The problem
Reproduce the data that follows precisely.

════════════════

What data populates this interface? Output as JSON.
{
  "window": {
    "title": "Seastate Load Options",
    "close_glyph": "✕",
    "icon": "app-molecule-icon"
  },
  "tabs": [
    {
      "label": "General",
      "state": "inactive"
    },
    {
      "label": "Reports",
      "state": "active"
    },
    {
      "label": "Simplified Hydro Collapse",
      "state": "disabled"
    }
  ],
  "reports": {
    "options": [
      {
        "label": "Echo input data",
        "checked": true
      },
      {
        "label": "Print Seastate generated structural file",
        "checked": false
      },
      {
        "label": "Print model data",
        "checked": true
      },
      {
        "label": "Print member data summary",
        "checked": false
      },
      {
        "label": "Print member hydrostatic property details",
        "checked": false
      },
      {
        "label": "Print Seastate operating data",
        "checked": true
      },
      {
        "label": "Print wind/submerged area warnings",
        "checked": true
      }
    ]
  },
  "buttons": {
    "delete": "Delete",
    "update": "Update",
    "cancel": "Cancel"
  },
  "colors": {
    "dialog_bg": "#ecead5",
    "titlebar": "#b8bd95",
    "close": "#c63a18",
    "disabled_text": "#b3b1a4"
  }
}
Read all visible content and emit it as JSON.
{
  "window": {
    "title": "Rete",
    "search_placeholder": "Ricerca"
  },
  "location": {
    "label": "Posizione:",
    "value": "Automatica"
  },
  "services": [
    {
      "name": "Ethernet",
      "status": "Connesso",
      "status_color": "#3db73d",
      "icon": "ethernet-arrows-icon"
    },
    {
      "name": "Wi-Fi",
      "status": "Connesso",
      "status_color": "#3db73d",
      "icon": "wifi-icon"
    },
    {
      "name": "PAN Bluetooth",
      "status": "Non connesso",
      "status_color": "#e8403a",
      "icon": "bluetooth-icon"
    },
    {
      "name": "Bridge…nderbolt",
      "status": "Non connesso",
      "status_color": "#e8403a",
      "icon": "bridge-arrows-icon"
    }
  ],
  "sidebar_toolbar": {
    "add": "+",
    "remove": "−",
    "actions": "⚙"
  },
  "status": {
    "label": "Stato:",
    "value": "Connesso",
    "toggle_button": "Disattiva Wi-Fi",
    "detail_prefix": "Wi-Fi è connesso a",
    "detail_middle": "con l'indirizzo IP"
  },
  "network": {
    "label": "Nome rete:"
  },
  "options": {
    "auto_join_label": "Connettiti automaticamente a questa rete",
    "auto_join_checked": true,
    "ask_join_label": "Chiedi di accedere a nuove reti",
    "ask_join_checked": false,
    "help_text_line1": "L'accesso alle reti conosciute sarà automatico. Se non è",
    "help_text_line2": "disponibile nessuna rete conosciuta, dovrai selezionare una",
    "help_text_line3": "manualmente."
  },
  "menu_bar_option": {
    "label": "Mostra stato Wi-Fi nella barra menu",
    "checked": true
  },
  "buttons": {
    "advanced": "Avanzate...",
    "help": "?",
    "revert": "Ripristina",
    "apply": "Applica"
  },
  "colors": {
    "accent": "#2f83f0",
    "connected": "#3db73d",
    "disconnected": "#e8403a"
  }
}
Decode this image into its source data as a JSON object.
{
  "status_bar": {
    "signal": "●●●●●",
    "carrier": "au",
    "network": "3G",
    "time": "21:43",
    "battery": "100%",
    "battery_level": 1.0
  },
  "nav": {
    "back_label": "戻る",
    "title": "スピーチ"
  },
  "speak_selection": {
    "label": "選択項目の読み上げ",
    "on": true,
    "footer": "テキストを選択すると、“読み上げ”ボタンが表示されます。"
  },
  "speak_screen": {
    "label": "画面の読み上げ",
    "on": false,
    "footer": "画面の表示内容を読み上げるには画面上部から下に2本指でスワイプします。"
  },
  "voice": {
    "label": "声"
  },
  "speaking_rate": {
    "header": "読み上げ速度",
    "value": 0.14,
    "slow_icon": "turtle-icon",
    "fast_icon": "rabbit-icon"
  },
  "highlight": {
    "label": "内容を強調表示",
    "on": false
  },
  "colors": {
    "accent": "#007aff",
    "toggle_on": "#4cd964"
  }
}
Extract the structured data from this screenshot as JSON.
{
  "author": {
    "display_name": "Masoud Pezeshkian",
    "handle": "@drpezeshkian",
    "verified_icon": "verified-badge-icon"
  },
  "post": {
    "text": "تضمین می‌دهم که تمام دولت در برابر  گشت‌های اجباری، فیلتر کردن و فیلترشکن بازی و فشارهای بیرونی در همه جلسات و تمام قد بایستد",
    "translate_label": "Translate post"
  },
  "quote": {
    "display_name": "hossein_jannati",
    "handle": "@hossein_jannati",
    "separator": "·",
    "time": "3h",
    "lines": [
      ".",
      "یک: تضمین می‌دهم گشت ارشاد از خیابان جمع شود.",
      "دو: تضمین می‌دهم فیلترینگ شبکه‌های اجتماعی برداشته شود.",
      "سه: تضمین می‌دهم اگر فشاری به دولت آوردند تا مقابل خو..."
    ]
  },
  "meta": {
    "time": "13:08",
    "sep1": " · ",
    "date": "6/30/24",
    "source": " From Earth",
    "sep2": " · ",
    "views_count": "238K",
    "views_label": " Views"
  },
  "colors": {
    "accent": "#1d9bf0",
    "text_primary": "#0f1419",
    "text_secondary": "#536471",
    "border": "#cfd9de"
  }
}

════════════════

Answer
What data populates this interface? Output as JSON.
{
  "window": {
    "title": "Seastate Load Options",
    "close_glyph": "✕",
    "icon": "app-molecule-icon"
  },
  "tabs": [
    {
      "label": "General",
      "state": "inactive"
    },
    {
      "label": "Reports",
      "state": "active"
    },
    {
      "label": "Simplified Hydro Collapse",
      "state": "disabled"
    }
  ],
  "reports": {
    "options": [
      {
        "label": "Echo input data",
        "checked": true
      },
      {
        "label": "Print Seastate generated structural file",
        "checked": false
      },
      {
        "label": "Print model data",
        "checked": true
      },
      {
        "label": "Print member data summary",
        "checked": false
      },
      {
        "label": "Print member hydrostatic property details",
        "checked": false
      },
      {
        "label": "Print Seastate operating data",
        "checked": true
      },
      {
        "label": "Print wind/submerged area warnings",
        "checked": true
      }
    ]
  },
  "buttons": {
    "delete": "Delete",
    "update": "Update",
    "cancel": "Cancel"
  },
  "colors": {
    "dialog_bg": "#ecead5",
    "titlebar": "#b8bd95",
    "close": "#c63a18",
    "disabled_text": "#b3b1a4"
  }
}
Read all visible content and emit it as JSON.
{
  "window": {
    "title": "Rete",
    "search_placeholder": "Ricerca"
  },
  "location": {
    "label": "Posizione:",
    "value": "Automatica"
  },
  "services": [
    {
      "name": "Ethernet",
      "status": "Connesso",
      "status_color": "#3db73d",
      "icon": "ethernet-arrows-icon"
    },
    {
      "name": "Wi-Fi",
      "status": "Connesso",
      "status_color": "#3db73d",
      "icon": "wifi-icon"
    },
    {
      "name": "PAN Bluetooth",
      "status": "Non connesso",
      "status_color": "#e8403a",
      "icon": "bluetooth-icon"
    },
    {
      "name": "Bridge…nderbolt",
      "status": "Non connesso",
      "status_color": "#e8403a",
      "icon": "bridge-arrows-icon"
    }
  ],
  "sidebar_toolbar": {
    "add": "+",
    "remove": "−",
    "actions": "⚙"
  },
  "status": {
    "label": "Stato:",
    "value": "Connesso",
    "toggle_button": "Disattiva Wi-Fi",
    "detail_prefix": "Wi-Fi è connesso a",
    "detail_middle": "con l'indirizzo IP"
  },
  "network": {
    "label": "Nome rete:"
  },
  "options": {
    "auto_join_label": "Connettiti automaticamente a questa rete",
    "auto_join_checked": true,
    "ask_join_label": "Chiedi di accedere a nuove reti",
    "ask_join_checked": false,
    "help_text_line1": "L'accesso alle reti conosciute sarà automatico. Se non è",
    "help_text_line2": "disponibile nessuna rete conosciuta, dovrai selezionare una",
    "help_text_line3": "manualmente."
  },
  "menu_bar_option": {
    "label": "Mostra stato Wi-Fi nella barra menu",
    "checked": true
  },
  "buttons": {
    "advanced": "Avanzate...",
    "help": "?",
    "revert": "Ripristina",
    "apply": "Applica"
  },
  "colors": {
    "accent": "#2f83f0",
    "connected": "#3db73d",
    "disconnected": "#e8403a"
  }
}
Decode this image into its source data as a JSON object.
{
  "status_bar": {
    "signal": "●●●●●",
    "carrier": "au",
    "network": "3G",
    "time": "21:43",
    "battery": "100%",
    "battery_level": 1.0
  },
  "nav": {
    "back_label": "戻る",
    "title": "スピーチ"
  },
  "speak_selection": {
    "label": "選択項目の読み上げ",
    "on": true,
    "footer": "テキストを選択すると、“読み上げ”ボタンが表示されます。"
  },
  "speak_screen": {
    "label": "画面の読み上げ",
    "on": false,
    "footer": "画面の表示内容を読み上げるには画面上部から下に2本指でスワイプします。"
  },
  "voice": {
    "label": "声"
  },
  "speaking_rate": {
    "header": "読み上げ速度",
    "value": 0.14,
    "slow_icon": "turtle-icon",
    "fast_icon": "rabbit-icon"
  },
  "highlight": {
    "label": "内容を強調表示",
    "on": false
  },
  "colors": {
    "accent": "#007aff",
    "toggle_on": "#4cd964"
  }
}
Extract the structured data from this screenshot as JSON.
{
  "author": {
    "display_name": "Masoud Pezeshkian",
    "handle": "@drpezeshkian",
    "verified_icon": "verified-badge-icon"
  },
  "post": {
    "text": "تضمین می‌دهم که تمام دولت در برابر  گشت‌های اجباری، فیلتر کردن و فیلترشکن بازی و فشارهای بیرونی در همه جلسات و تمام قد بایستد",
    "translate_label": "Translate post"
  },
  "quote": {
    "display_name": "hossein_jannati",
    "handle": "@hossein_jannati",
    "separator": "·",
    "time": "3h",
    "lines": [
      ".",
      "یک: تضمین می‌دهم گشت ارشاد از خیابان جمع شود.",
      "دو: تضمین می‌دهم فیلترینگ شبکه‌های اجتماعی برداشته شود.",
      "سه: تضمین می‌دهم اگر فشاری به دولت آوردند تا مقابل خو..."
    ]
  },
  "meta": {
    "time": "13:08",
    "sep1": " · ",
    "date": "6/30/24",
    "source": " From Earth",
    "sep2": " · ",
    "views_count": "238K",
    "views_label": " Views"
  },
  "colors": {
    "accent": "#1d9bf0",
    "text_primary": "#0f1419",
    "text_secondary": "#536471",
    "border": "#cfd9de"
  }
}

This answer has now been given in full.